Gov. Tim Walz said the increased presence of state law enforcement in the Twin Cities is here to stay until further notice.
The governor was joined by Department of Public Safety Commissioner John Harrington and officers from different agencies in the state during a news conference Thursday afternoon.
The decision to bolster law enforcement – in the form of the State Patrol and Minnesota Bureau of Criminal Apprehension – was made in July, days after people were launching fireworks at others, police, cars and residential buildings in the downtown Minneapolis area. Street racing also saw an uptick in frequency, but Walz said many crimes have gone down since he mobilized an increased effort from police.
Metro Transit Patrol Operations Capt. Richard Raymond added that Metro Transit Police will continue to focus on increased security at transit stations, on trains and buses, and more bike patrols on bus routes for the time being.
The Minneapolis Police Department released a report this week that shows violent crime is up significantly compared to statistics in 2019 – as is the case in most places across the country – but that it is starting to plateau when compared to data from 2021.

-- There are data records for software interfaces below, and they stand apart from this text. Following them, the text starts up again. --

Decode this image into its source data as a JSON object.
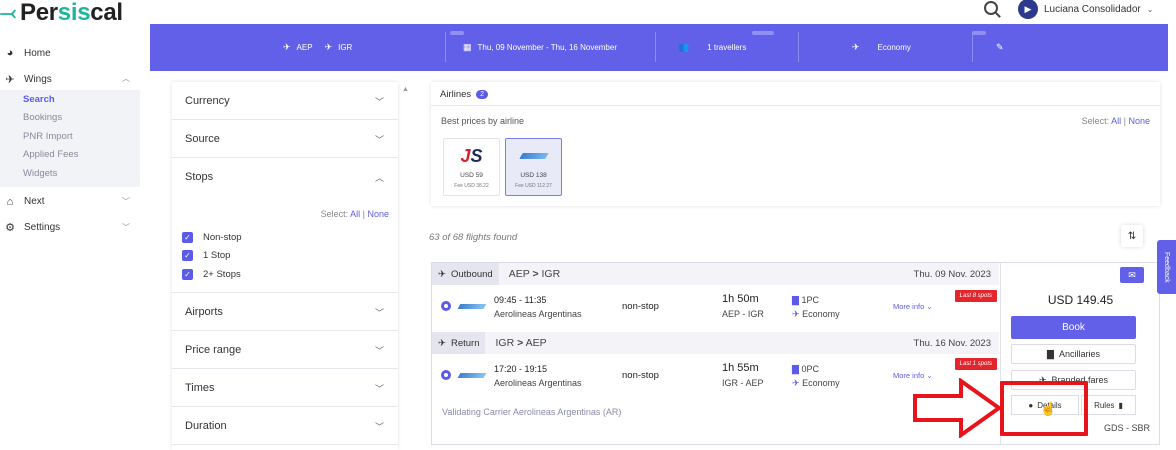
{
  "app": {
    "logo_prefix": "Per",
    "logo_accent": "sis",
    "logo_suffix": "cal"
  },
  "user": {
    "name": "Luciana Consolidador"
  },
  "sidebar": {
    "home": "Home",
    "wings": "Wings",
    "wings_items": [
      "Search",
      "Bookings",
      "PNR Import",
      "Applied Fees",
      "Widgets"
    ],
    "next": "Next",
    "settings": "Settings"
  },
  "searchbar": {
    "origin": "AEP",
    "destination": "IGR",
    "dates": "Thu, 09 November - Thu, 16 November",
    "travellers": "1 travellers",
    "cabin": "Economy"
  },
  "filters": {
    "currency": "Currency",
    "source": "Source",
    "stops": "Stops",
    "select_label": "Select:",
    "all": "All",
    "sep": "|",
    "none": "None",
    "stop_options": [
      "Non-stop",
      "1 Stop",
      "2+ Stops"
    ],
    "airports": "Airports",
    "price_range": "Price range",
    "times": "Times",
    "duration": "Duration"
  },
  "airlines": {
    "tab": "Airlines",
    "badge": "2",
    "best": "Best prices by airline",
    "select_label": "Select:",
    "all": "All",
    "sep": "|",
    "none": "None",
    "cards": [
      {
        "logo_a": "J",
        "logo_b": "S",
        "price": "USD 59",
        "fee": "Fee USD 38.22"
      },
      {
        "price": "USD 138",
        "fee": "Fee USD 112.27"
      }
    ]
  },
  "results": {
    "found": "63 of 68 flights found",
    "outbound": {
      "label": "Outbound",
      "from": "AEP",
      "arrow": ">",
      "to": "IGR",
      "date": "Thu. 09 Nov. 2023",
      "time": "09:45 - 11:35",
      "airline": "Aerolineas Argentinas",
      "stops": "non-stop",
      "duration": "1h 50m",
      "airports": "AEP - IGR",
      "bag": "1PC",
      "cabin": "Economy",
      "more": "More info",
      "last": "Last 8 spots"
    },
    "return": {
      "label": "Return",
      "from": "IGR",
      "arrow": ">",
      "to": "AEP",
      "date": "Thu. 16 Nov. 2023",
      "time": "17:20 - 19:15",
      "airline": "Aerolineas Argentinas",
      "stops": "non-stop",
      "duration": "1h 55m",
      "airports": "IGR - AEP",
      "bag": "0PC",
      "cabin": "Economy",
      "more": "More info",
      "last": "Last 1 spots"
    },
    "validating": "Validating Carrier Aerolineas Argentinas (AR)",
    "price": "USD 149.45",
    "book": "Book",
    "ancillaries": "Ancillaries",
    "branded": "Branded fares",
    "details": "Details",
    "rules": "Rules",
    "gds": "GDS - SBR"
  },
  "feedback": "Feedback",
  "colors": {
    "primary": "#6260e8",
    "accent": "#1fb59a",
    "alert": "#e3262e"
  }
}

"This unprecedented force will remain here, and we will continue to see the results that we have been seeing, and we will continue to push those numbers down," the governor said.
Walz reassured Minnesotans, saying that's it's safe to be out and about enjoying activities in the Twin Cities metro area. He mentioned how this increased effort is only a short-term solution, going as far to suggest that younger people should look into careers in law enforcement and community aid efforts.

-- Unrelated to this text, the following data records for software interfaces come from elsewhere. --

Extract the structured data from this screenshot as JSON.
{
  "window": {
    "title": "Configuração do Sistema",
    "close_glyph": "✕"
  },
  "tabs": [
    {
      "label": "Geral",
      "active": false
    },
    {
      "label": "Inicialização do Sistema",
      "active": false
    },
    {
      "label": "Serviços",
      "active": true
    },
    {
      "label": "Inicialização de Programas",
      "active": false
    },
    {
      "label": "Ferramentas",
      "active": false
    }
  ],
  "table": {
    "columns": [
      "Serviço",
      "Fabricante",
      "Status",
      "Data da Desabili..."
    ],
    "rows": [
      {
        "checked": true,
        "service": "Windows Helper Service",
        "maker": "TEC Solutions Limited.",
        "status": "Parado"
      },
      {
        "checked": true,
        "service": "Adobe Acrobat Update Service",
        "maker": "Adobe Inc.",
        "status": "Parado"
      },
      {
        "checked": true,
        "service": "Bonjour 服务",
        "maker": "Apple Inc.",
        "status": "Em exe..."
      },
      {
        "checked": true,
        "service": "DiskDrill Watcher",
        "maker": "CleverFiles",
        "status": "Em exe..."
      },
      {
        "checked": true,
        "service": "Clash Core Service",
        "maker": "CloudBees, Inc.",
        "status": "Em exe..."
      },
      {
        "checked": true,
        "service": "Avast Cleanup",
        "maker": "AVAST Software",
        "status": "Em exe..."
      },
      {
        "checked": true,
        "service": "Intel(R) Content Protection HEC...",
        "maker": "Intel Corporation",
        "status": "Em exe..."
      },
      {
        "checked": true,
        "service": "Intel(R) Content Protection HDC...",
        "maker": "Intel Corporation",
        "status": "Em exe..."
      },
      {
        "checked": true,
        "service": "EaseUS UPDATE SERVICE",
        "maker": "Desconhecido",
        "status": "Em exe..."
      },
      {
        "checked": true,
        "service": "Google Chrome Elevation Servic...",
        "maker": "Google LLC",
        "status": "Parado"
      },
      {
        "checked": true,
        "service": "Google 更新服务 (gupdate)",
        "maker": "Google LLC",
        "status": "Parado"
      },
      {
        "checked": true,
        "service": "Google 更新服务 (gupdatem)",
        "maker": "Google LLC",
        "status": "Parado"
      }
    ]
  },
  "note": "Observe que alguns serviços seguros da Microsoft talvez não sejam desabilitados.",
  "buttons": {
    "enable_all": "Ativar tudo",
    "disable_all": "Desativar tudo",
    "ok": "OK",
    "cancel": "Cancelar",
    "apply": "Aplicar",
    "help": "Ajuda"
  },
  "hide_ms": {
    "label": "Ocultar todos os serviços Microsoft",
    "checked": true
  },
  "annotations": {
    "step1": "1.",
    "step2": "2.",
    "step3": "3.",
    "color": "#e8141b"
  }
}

Minnesota State Patrol Col. Matt Langer said traffic deaths have gone down compared to last year on state highways, to which he commended state troopers for their efforts.

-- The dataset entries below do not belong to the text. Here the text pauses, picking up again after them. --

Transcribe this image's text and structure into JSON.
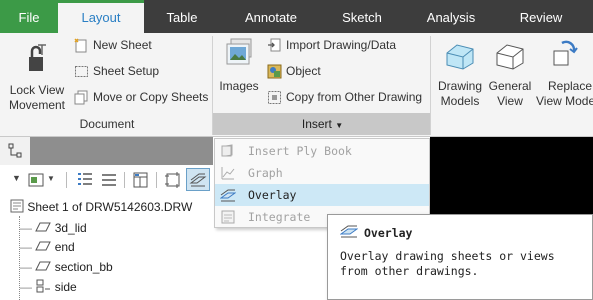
{
  "tabs": [
    {
      "label": "File"
    },
    {
      "label": "Layout"
    },
    {
      "label": "Table"
    },
    {
      "label": "Annotate"
    },
    {
      "label": "Sketch"
    },
    {
      "label": "Analysis"
    },
    {
      "label": "Review"
    }
  ],
  "active_tab": "Layout",
  "colors": {
    "file_tab": "#3c9a47",
    "active_tab_text": "#2a7fc4",
    "tab_bar": "#3d3d3d",
    "hover": "#cde8f6"
  },
  "ribbon": {
    "document_group": {
      "label": "Document",
      "lock_view_movement": "Lock View Movement",
      "lock_line1": "Lock View",
      "lock_line2": "Movement",
      "new_sheet": "New Sheet",
      "sheet_setup": "Sheet Setup",
      "move_copy_sheets": "Move or Copy Sheets"
    },
    "insert_group": {
      "label": "Insert",
      "images": "Images",
      "import_drawing": "Import Drawing/Data",
      "object": "Object",
      "copy_from_other": "Copy from Other Drawing"
    },
    "models_group": {
      "drawing_models_1": "Drawing",
      "drawing_models_2": "Models",
      "general_view_1": "General",
      "general_view_2": "View",
      "replace_view_1": "Replace",
      "replace_view_2": "View Mode"
    }
  },
  "insert_menu": {
    "items": [
      {
        "label": "Insert Ply Book",
        "state": "disabled"
      },
      {
        "label": "Graph",
        "state": "disabled"
      },
      {
        "label": "Overlay",
        "state": "hover"
      },
      {
        "label": "Integrate",
        "state": "disabled"
      }
    ]
  },
  "tooltip": {
    "title": "Overlay",
    "line1": "Overlay drawing sheets or views",
    "line2": "from other drawings."
  },
  "tree": {
    "root": "Sheet 1 of DRW5142603.DRW",
    "items": [
      "3d_lid",
      "end",
      "section_bb",
      "side"
    ]
  }
}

“Last year was a horrific year across the country and in Minnesota, and we have changed that trajectory and made the roads safer. That doesn’t mean we’re perfect, that doesn’t mean there aren’t things we need to improve but my simple message is that it’s working,” Langer said.